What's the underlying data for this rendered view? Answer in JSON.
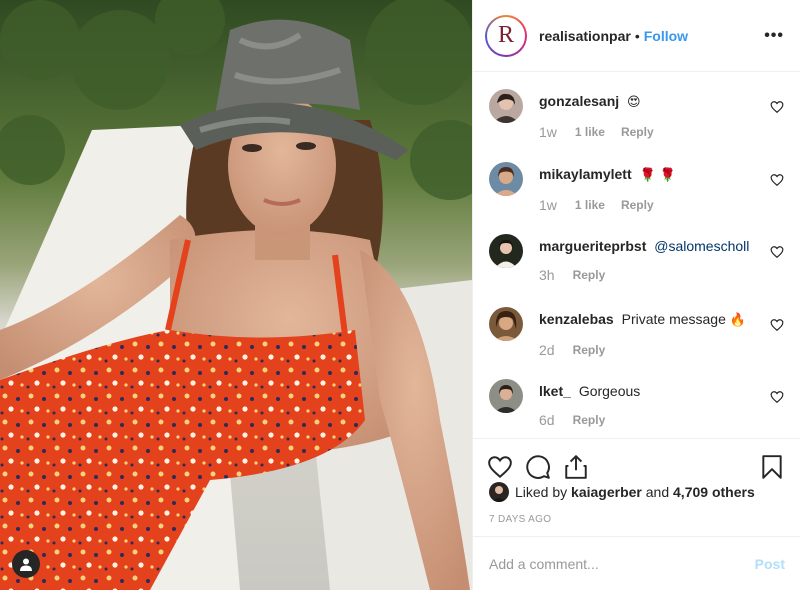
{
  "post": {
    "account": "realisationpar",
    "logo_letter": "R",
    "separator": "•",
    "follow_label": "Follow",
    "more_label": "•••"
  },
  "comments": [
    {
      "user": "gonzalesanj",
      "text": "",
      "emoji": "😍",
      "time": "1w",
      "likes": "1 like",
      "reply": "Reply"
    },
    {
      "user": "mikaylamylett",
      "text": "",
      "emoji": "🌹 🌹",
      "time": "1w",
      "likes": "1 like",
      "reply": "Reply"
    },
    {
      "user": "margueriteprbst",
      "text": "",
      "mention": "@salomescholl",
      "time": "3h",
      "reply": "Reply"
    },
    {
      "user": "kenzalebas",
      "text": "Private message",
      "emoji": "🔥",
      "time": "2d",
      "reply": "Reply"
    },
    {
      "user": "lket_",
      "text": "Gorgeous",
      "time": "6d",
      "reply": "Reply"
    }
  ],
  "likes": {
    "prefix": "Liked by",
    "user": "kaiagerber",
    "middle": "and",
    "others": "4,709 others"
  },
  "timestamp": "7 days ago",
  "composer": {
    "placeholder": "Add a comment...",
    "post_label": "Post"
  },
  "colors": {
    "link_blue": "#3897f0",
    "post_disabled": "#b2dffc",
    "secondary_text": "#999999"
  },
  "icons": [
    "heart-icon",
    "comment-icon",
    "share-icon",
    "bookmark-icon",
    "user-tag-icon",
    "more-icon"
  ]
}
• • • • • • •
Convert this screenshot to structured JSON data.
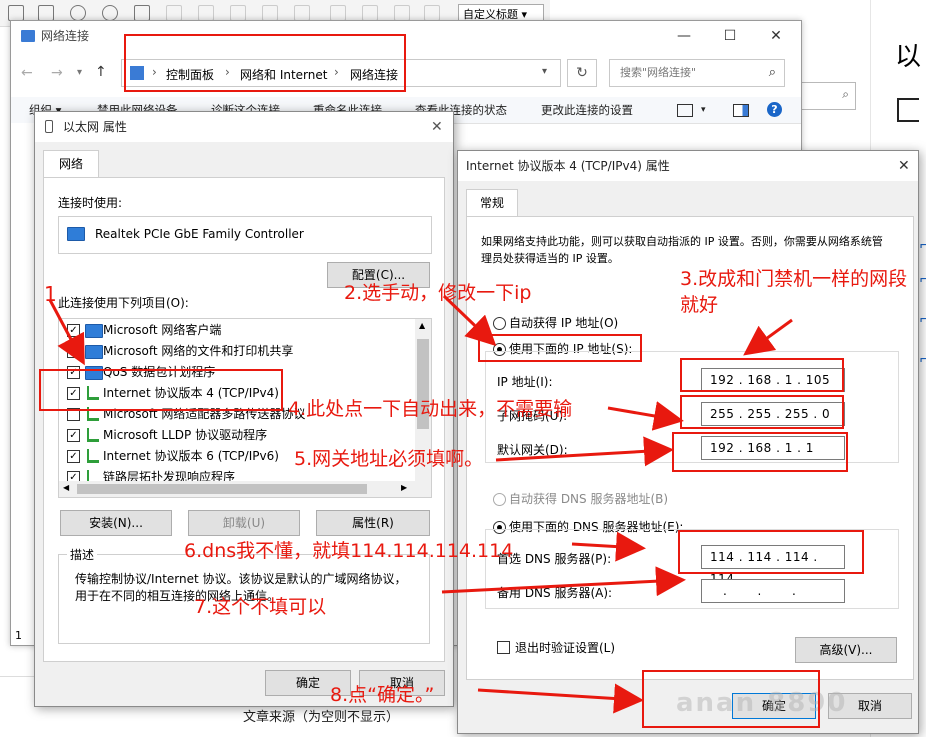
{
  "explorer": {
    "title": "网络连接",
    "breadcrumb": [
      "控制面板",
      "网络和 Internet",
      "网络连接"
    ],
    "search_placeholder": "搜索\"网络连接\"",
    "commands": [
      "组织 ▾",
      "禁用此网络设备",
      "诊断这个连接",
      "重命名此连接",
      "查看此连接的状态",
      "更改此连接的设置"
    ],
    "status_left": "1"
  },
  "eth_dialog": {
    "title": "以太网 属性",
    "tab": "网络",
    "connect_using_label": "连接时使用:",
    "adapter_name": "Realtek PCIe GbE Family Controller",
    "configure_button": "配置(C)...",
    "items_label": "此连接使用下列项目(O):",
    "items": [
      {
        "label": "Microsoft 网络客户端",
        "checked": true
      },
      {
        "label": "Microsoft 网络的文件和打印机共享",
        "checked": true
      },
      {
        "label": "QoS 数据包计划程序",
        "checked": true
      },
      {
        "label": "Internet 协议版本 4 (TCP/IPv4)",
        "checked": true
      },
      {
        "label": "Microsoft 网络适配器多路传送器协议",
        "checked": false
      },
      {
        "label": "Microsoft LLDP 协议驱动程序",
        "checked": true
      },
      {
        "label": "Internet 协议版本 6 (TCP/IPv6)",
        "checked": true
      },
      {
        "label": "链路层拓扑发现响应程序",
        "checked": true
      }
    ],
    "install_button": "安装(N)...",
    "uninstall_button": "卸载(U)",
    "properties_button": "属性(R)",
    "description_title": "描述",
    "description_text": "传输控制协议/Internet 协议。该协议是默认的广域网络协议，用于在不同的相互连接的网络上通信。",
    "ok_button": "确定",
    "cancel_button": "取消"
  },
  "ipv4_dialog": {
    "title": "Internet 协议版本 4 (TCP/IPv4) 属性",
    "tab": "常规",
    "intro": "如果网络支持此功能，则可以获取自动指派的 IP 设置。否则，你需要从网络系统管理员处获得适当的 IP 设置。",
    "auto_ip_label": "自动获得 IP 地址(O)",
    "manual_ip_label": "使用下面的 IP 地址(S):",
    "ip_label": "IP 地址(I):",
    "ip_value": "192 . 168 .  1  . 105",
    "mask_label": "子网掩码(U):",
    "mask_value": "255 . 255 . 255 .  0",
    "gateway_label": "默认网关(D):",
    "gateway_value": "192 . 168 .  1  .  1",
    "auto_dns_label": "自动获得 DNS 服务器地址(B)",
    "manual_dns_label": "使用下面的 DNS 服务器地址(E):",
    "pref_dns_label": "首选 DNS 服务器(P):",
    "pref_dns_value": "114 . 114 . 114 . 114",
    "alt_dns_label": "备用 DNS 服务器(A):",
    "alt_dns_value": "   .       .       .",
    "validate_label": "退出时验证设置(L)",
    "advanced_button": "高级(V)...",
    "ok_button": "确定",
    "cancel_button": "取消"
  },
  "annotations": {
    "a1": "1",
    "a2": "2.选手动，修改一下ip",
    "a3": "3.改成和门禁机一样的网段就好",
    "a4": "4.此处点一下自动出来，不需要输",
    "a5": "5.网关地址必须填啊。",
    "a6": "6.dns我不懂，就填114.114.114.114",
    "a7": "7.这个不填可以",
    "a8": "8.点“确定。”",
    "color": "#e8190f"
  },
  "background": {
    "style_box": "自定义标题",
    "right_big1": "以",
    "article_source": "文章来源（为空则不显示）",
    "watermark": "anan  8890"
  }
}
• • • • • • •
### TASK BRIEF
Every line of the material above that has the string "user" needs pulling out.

### ANSWER BOX
      "user": "gonzalesanj",
      "user": "mikaylamylett",
      "user": "margueriteprbst",
      "user": "kenzalebas",
      "user": "lket_",
    "user": "kaiagerber",
    "user-tag-icon",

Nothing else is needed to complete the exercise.